As a professional workplace expert, I have a problem with people who tell you they’re professional workplace experts. Unfortunately, for me, there are lots them around. Unfortunately for you, they always seem to pop up when you need them least. That is to say — when you’re feeling most desperate about looking for a job.
Ashley Robinson feels your pain. Robinson snagged a job as a content intern at Snagajob.com, and she recently published a very interesting article, “The Top Five Job Search Myths.”
As Robinson sagely points out, “while friends and family might be offering advice, don’t always believe everything you hear.” So, what are the top five myths? Let me count them down for you.
Myth No. 1: Experience is king.
Apparently, some applicants think “if they don’t have experience they won’t be considered for the job, which is far from the truth.” That’s the truth. Employers will hire experienced workers in a pinch, but “employers have told us they’d hire a candidate with a positive attitude and open availability over who just has experience.”

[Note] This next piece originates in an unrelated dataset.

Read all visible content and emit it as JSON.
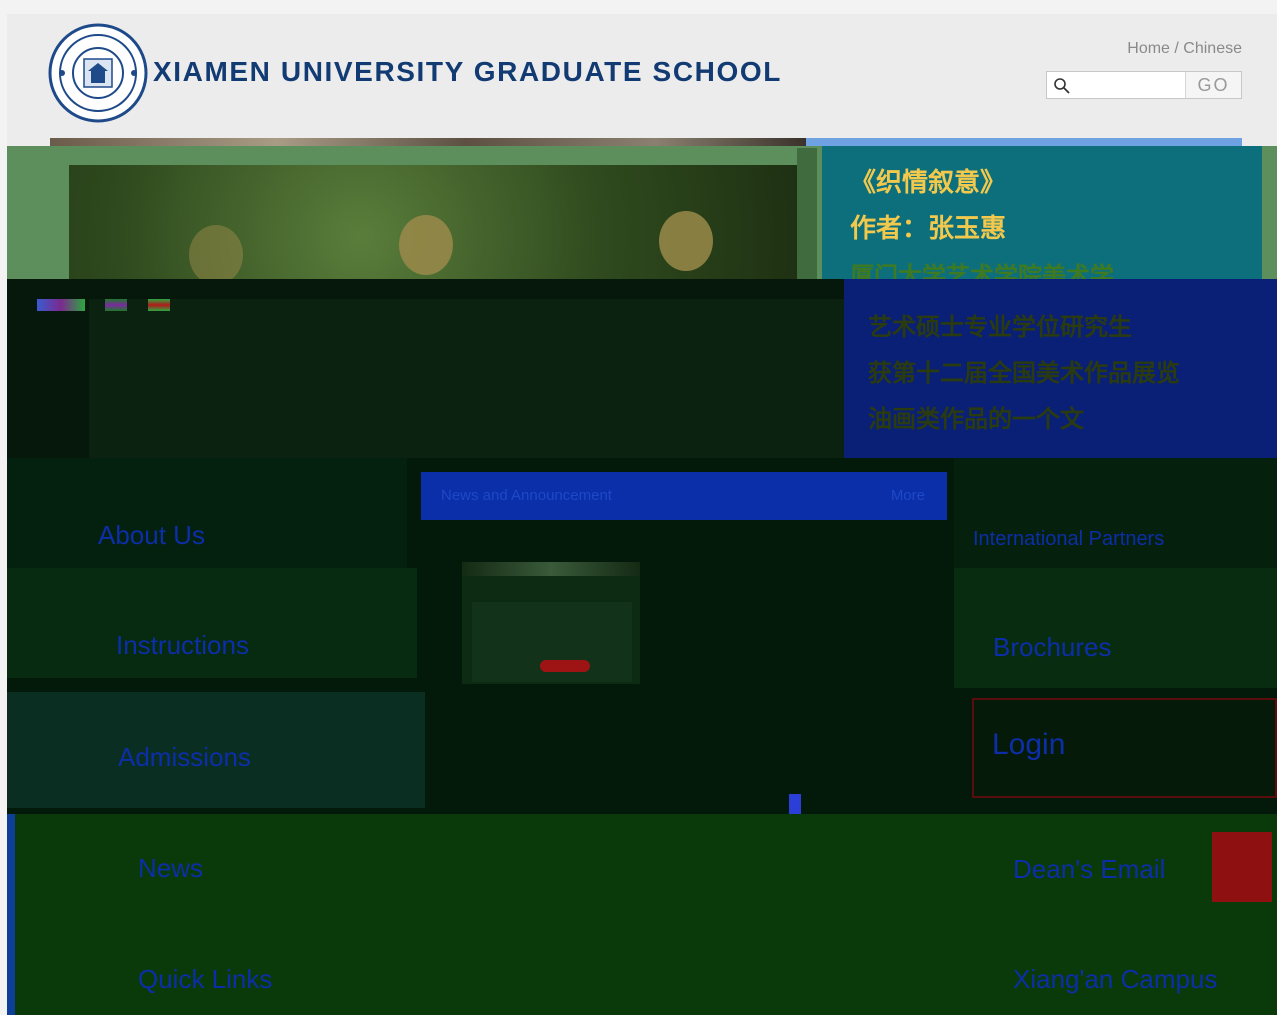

Not a surprise. Most employers will pass over a capable, confident employee if they can find a complete doofus who can barely find their way to the water cooler. After all, if the new hire doesn’t know anything, the employer can immediately start training them in the weird ways the company works. Also, if you can come across as a craven robot, ready to do anything the boss says, you will instantly snapped up. After all, your manager is a craven robot, too.
Myth No. 2: Apply everywhere possible.
“Slow down,” Robinson advises. “Take your time and read the job description carefully to see if you would actually be a good fit for the position. You don’t want to waste both yours and the employer’s time by applying to things you aren’t qualified for.” Perhaps, but I don’t buy it. Of course, you want to waste your time. Wasting time is fun, and wasting time at a stupid job interview will make you even more appreciative of all the time you waste watching cheesy TV shows and playing stupid video games. (As for wasting the boss’s time, that’s just a lagniappe. Go ahead and make up a good story about how you’re desperate and can’t feed your family and you’re sleeping in your car. If you can bring even a little gloom into a manager’s life, that’s an accomplishment to feel good about.)
Myth No. 3: Following up is nagging.
Speaking for all the job-snaggers at Snagajob.com, Robinson tells us that employers “prefer you to follow up on your application,” and that goes “even if you feel like you’re being annoying.” Maybe I’m wrong, but it seems to me that you have just been given permission to be as annoying as possible. That’s good news, as being annoying is one workplace skill you have in spades.
Your action plan is clear — the minute you finish bombing out on an interview, immediately start bombarding the hiring manager with emails, phone calls and text messages. It’s also a good idea to start sending expensive gifts. (If you’re underemployed, and underfunded, you may want to send your thoughtful follow-up gifts collect. Hey, it’s the thought that counts.),
Myth No. 4: You’ll hear back from every company.
You apply for a job. You interview. You never hear back. For some people —Robinson for one — “it sucks, but it happens.” The truth is — it doesn’t have to happen. A few simple strategic moves can guarantee you’ll hear back. Like the simple, strategic move of taking a souvenir with you when you leave, like the interviewer’s laptop, or a plant from the reception area, or the CEO’s Jaguar F-TYPE from the parking lot.
Myth No. 5: Employers never check your history.
Even though you’ve been hired, “employers have been checking applicant’s social media profiles so clean those up or change your profile settings to private.”
This could be problematic. Those Facebook photos of you, zonked out and rowdy at the nudist beach could be considered an indicator of certain character flaws that will not be accepted at your new job. On the other hand, those photos could also indicate a risk-taking employee who is not only willing to think out of the box, but is willing to do their thinking without any box, or, for that matter, any clothes.
Just don’t let your employer know that you read this column. That’s a character flaw from which you’ll never recover.
Bob Goldman was an advertising executive at a Fortune 500 company, but he finally wised up and opened Bob Goldman Financial Planning in Sausalito, California. He offers a virtual shoulder to cry on at firstname.lastname@example.org.